Here are the best quotes about happiness.
Tip: You can click the tags on each quote to get even more inspiration!
Excitement is the more practical synonym for happiness, and it is precisely what you should strive to chase.
If respect and admiration are your goal, be careful how you seek it. Humility, kindness, and empathy will bring you more respect than horsepower ever will.
It’s a daily struggle against instincts to extend your peacock feathers to their outermost limits and keep up with others doing the same.
Money’s greatest intrinsic value—and this can’t be overstated—is its ability to give you control over your time.
The odds of picking a job when you’re not old enough to drink that you will still enjoy when you’re old enough to qualify for Social Security are low.
There is no reason to risk what you have and need for what you don’t have and don’t need.
Compared to generations prior, control over your time has diminished. And since controlling your time is such a key happiness influencer, we shouldn’t be surprised that people don’t feel much happier even though we are, on average, richer than ever.
Happiness is a complicated subject because everyone’s different. But if there’s a common denominator in happiness—a universal fuel of joy—it’s that people want to control their lives.
Having a strong sense of controlling one’s life is a more dependable predictor of positive feelings of wellbeing than any of the objective conditions of life we have considered.
Most people will choose unhappiness over uncertainty.
The ability to do what you want, when you want, for as long as you want, has an infinite ROI.
The question you should be asking isn’t, “What do I want?” or “What are my goals?” but “What would excite me?”
The three components of happiness are: * something to do * someone to love * something to look forward to
Allowing yourself to be dependent on another person is the worst possible thing you can do to yourself. You would be better off being dependent on heroin.
The highest form of wealth is the ability to wake up every morning and say, “I can do whatever I want today.”
As long as you have a supply of it, heroin will never let you down; if it’s there, it will always make you happy. But if you expect another person to make you happy, you’ll be endlessly disappointed.
Having more control over your time and options is becoming one of the most valuable currencies in the world.
Smile. A cheerful attitude is not only relaxing—it also helps make friends. It’s good to recognize the things that aren’t so great, but we should never forget what a privilege it is to be in the here and now in a world so full of possibilities.
Surround yourself with good friends.
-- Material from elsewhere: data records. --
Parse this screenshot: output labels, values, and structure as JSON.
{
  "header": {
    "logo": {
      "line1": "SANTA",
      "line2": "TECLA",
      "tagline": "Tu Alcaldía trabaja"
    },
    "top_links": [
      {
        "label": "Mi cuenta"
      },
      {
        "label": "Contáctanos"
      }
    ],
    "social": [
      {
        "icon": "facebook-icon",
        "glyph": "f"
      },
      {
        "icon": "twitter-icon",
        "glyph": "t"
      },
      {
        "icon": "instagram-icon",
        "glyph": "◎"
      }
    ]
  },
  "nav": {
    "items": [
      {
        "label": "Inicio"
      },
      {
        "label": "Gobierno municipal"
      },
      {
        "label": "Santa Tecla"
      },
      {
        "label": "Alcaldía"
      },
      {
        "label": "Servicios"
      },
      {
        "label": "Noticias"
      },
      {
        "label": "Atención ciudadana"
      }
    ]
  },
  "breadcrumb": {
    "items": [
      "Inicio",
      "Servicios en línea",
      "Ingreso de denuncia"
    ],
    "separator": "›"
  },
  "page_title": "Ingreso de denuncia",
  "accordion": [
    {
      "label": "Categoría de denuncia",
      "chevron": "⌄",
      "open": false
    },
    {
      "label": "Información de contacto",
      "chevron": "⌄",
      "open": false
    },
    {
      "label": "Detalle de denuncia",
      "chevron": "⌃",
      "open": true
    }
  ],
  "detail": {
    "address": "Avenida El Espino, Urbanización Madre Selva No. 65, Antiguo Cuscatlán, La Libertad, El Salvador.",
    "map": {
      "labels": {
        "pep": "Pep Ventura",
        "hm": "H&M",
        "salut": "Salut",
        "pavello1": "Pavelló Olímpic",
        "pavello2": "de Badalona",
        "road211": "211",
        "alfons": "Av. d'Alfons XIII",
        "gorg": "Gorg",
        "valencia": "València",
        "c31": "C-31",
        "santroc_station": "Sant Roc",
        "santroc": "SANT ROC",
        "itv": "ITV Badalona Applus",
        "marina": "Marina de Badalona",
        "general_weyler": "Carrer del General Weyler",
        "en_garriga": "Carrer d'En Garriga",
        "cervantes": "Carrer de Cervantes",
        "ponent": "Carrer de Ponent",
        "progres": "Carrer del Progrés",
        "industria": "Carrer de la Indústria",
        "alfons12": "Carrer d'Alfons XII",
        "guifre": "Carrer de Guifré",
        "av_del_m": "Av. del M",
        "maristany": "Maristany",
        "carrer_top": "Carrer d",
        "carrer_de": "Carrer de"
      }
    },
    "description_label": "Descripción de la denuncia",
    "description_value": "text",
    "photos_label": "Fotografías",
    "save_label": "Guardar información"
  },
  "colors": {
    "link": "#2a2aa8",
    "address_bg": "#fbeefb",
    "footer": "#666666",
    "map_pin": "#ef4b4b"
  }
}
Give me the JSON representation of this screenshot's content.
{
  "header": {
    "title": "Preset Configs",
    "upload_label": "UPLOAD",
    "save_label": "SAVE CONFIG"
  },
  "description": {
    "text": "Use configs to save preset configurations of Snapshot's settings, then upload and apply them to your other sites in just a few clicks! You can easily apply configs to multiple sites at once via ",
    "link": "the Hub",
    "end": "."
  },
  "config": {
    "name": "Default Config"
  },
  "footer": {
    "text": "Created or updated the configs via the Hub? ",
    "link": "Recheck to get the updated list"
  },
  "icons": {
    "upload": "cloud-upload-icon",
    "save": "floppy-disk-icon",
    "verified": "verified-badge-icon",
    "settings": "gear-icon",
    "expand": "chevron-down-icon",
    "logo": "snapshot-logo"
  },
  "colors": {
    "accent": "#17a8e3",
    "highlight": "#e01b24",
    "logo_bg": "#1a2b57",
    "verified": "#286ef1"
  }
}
Friends are the best medicine, there for confiding worries over a good chat, sharing stories that brighten your day, getting advice, having fun, dreaming... in other words, living.
The problem with longing for paradises is that it distracts us from our efforts to extract pleasure and meaning from the present.
Past a certain level of income, what you need is just what sits below your ego.
«People having control over their time tend to be happier in life» is a broad and common enough observation that you can do something with it.
You might think you want an expensive car, a fancy watch, and a huge house. But I’m telling you, you don’t. What you want is respect and admiration from other people, and you think having expensive stuff will bring it. It almost never does—especially from the people you want to respect and admire you
But life isn’t any fun without a sense of enough. Happiness, as it’s said, is just results minus expectations.
My own theory is that, in the real world, people do not want the mathematically optimal strategy. They want the strategy that maximizes for how well they sleep at night.
The existential vacuum manifests itself mainly in a state of boredom.
The pursuit of material wealth distracts us from activities and people that provide more lasting pleasure and satisfaction.
Sunk costs—anchoring decisions to past efforts that can’t be refunded—are a devil in a world where people change over time. They make our future selves prisoners to our past, different, selves. It’s the equivalent of a stranger making major life decisions for you.